> _PROBLEM_
Provide the count of lines below where "value" occurs, with no other output.
[MATERIALS PROVIDED — start]
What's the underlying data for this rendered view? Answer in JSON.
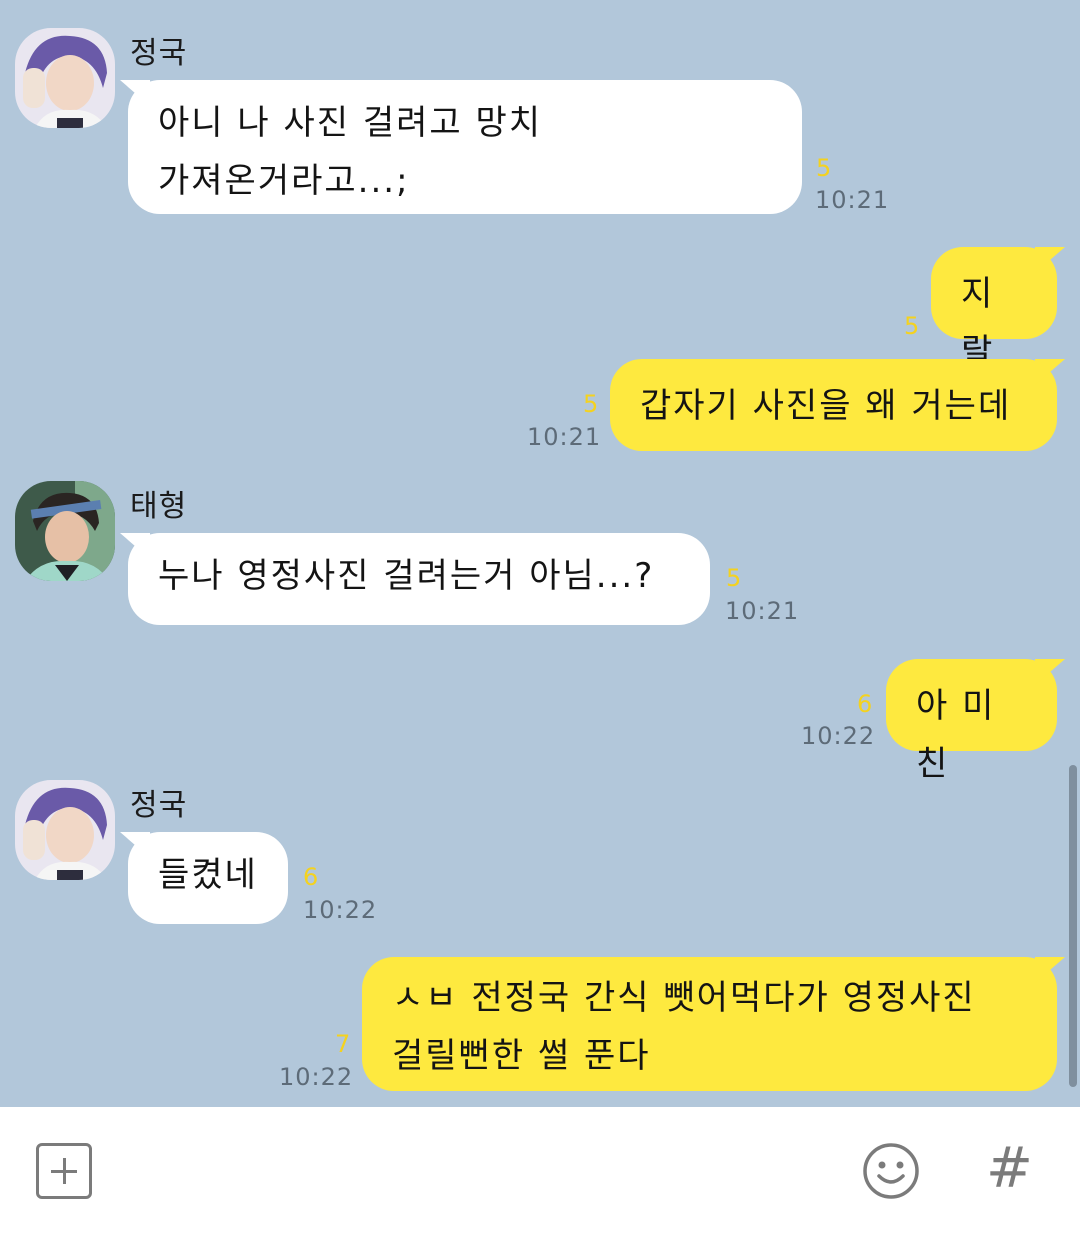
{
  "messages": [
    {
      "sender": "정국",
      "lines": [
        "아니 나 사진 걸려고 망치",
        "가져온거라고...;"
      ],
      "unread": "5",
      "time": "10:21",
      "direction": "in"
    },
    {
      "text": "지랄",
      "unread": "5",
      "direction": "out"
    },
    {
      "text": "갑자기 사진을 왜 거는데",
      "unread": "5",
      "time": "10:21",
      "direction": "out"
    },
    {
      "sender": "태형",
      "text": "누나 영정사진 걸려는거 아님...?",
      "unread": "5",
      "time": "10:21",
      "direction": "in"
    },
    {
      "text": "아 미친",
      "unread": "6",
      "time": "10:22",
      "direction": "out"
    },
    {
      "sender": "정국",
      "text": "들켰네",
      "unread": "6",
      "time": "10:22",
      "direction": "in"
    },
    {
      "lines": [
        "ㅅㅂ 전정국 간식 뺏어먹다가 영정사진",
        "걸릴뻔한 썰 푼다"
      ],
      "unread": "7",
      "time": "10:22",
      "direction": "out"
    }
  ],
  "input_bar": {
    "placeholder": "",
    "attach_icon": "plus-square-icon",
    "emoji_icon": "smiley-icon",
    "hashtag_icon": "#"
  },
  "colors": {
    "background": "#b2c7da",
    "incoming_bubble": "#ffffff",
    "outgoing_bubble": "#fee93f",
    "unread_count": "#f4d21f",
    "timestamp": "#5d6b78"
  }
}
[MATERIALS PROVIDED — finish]
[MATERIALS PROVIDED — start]
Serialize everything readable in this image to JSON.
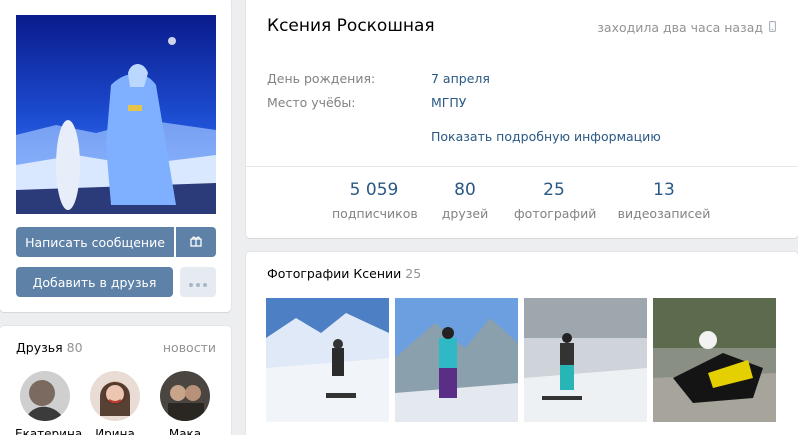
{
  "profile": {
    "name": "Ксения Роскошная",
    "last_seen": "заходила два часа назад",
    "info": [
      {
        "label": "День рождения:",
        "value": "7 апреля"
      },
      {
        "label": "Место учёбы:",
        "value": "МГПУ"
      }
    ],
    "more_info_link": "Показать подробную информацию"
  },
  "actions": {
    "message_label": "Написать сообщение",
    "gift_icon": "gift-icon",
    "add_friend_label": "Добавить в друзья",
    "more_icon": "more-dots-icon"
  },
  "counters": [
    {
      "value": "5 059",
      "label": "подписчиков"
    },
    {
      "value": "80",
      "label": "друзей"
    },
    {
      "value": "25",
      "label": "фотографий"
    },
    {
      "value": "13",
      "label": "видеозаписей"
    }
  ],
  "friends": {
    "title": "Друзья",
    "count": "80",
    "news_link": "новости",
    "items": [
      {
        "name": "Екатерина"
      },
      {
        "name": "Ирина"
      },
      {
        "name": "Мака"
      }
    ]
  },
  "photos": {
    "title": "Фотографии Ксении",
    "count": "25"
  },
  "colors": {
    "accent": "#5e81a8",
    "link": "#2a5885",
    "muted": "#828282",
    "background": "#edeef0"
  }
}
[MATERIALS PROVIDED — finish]
> _EXERCISE OUTPUT_
6